Liberalisation, Incentives and Vietnamese Agricultural Growth
AbstractThis paper uses adynamic model to analyse the effects of liberalisation on the long-run output and transitional growth of the Vietnamese rice sector during the period of reform from 1981 to the present. In particular, the paper attempts to allow for the incentive effects which can result if liberalisation induces individuals to work harder and use land more efficiently.
Download InfoTo our knowledge, this item is not available for download. To find whether it is available, there are three options:
1. Check below under "Related research" whether another version of this item is available online.
2. Check on the provider's web page whether it is in fact available.
3. Perform a search for a similarly titled item that would be available.
Bibliographic InfoPaper provided by Australian National University - Department of Economics in its series Papers with number 351.
Length: 37 pages
Date of creation: 1998
Date of revision:
Contact details of provider:
Postal: THE AUSTRALIAN NATIONAL UNIVERSITY, DEPARTMENT OF ECONOMICS, RESEARCH SCHOOL of PACIFIC STUDIES, RESEARCH SCHOOL OF SOCIAL SCIENCES, G.P.O. 4, CANBERRA ACT 2601 AUSTRALIA..O. BOX 4 CANBERRA 2601 AUSTRALIA.
Web page: http://economics.anu.edu.au/economics.htm
More information through EDIRC
TRADE LIBERALIZATION ; AGRICULTURAL ECONOMY ; GROWTH MODELS;
Other versions of this item:
- Tuong Nhu Che & Tom Kompas & Neil Vousden, 2002. "Liberalisation, Incentives and Vietnamese Agricultural growth," International and Development Economics Working Papers idec02-5, International and Development Economics.
- O12 - Economic Development, Technological Change, and Growth - - Economic Development - - - Microeconomic Analyses of Economic Development
- O41 - Economic Development, Technological Change, and Growth - - Economic Growth and Aggregate Productivity - - - One, Two, and Multisector Growth Models
- O47 - Economic Development, Technological Change, and Growth - - Economic Growth and Aggregate Productivity - - - Measurement of Economic Growth; Aggregate Productivity; Cross-Country Output Convergence
- P27 - Economic Systems - - Socialist Systems and Transition Economies - - - Performance and Prospects

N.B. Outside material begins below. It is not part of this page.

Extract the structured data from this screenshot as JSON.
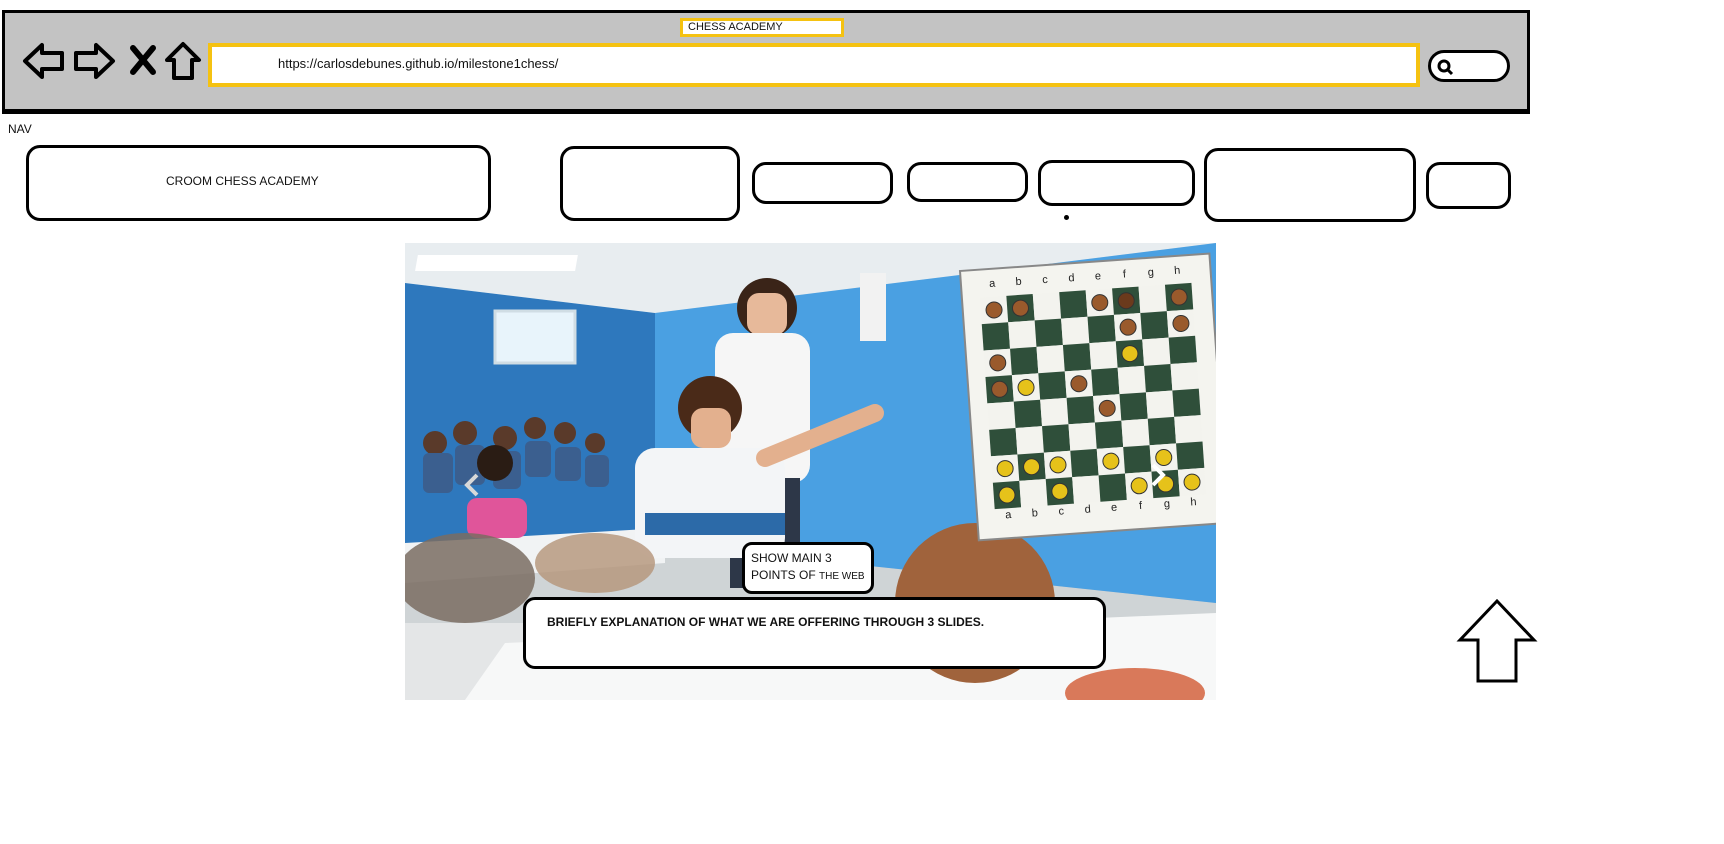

Please report citation or reference errors to , or , if you are the registered author of the cited work, log in to your RePEc Author Service profile, click on "citations" and make appropriate adjustments.:
- Robert J. Barro & Paul Romer, 1993.
National Bureau of Economic Research, Inc, number barr93-1, July.
- Paul Romer, 1989.
"Endogenous Technological Change,"
NBER Working Papers
3210, National Bureau of Economic Research, Inc.
- Lucas, Robert Jr., 1988. "On the mechanics of economic development," Journal of Monetary Economics, Elsevier, vol. 22(1), pages 3-42, July.
- Swan, Trevor W, 2002. "Economic Growth," The Economic Record, The Economic Society of Australia, vol. 78(243), pages 375-80, December.
- Baldwin, Richard E, 1992.
"Measurable Dynamic Gains from Trade,"
Journal of Political Economy,
University of Chicago Press, vol. 100(1), pages 162-74, February.
- McMillan, John & Whalley, John & Zhu, Lijing, 1989. "The Impact of China's Economic Reforms on Agricultural Productivity Growth," Journal of Political Economy, University of Chicago Press, vol. 97(4), pages 781-807, August.
- Nhu Che, Tuong & Kompas, Tom & Vousden, Neil, 2001. "Incentives and static and dynamic gains from market reform: rice production in Vietnam," Australian Journal of Agricultural and Resource Economics, Australian Agricultural and Resource Economics Society, vol. 45(4), December.
- Chen, T.N. & Kompas, T. & Vousden, N., 1999.
"Incentives and Static and Dynamic Gains from Market Reform in an Emerging Profits Models,"
379, Australian National University - Department of Economics.
- Chen, T.N. & Kompas, T. & Vousden, N., 1999. "Incentives and Static and Dynamic Gains from Market Reform in an Emerging Profits Models," ANU Working Papers in Economics and Econometrics 1999-379, Australian National University, College of Business and Economics, School of Economics.
For technical questions regarding this item, or to correct its authors, title, abstract, bibliographic or download information, contact: (Thomas Krichel).
If references are entirely missing, you can add them using this form.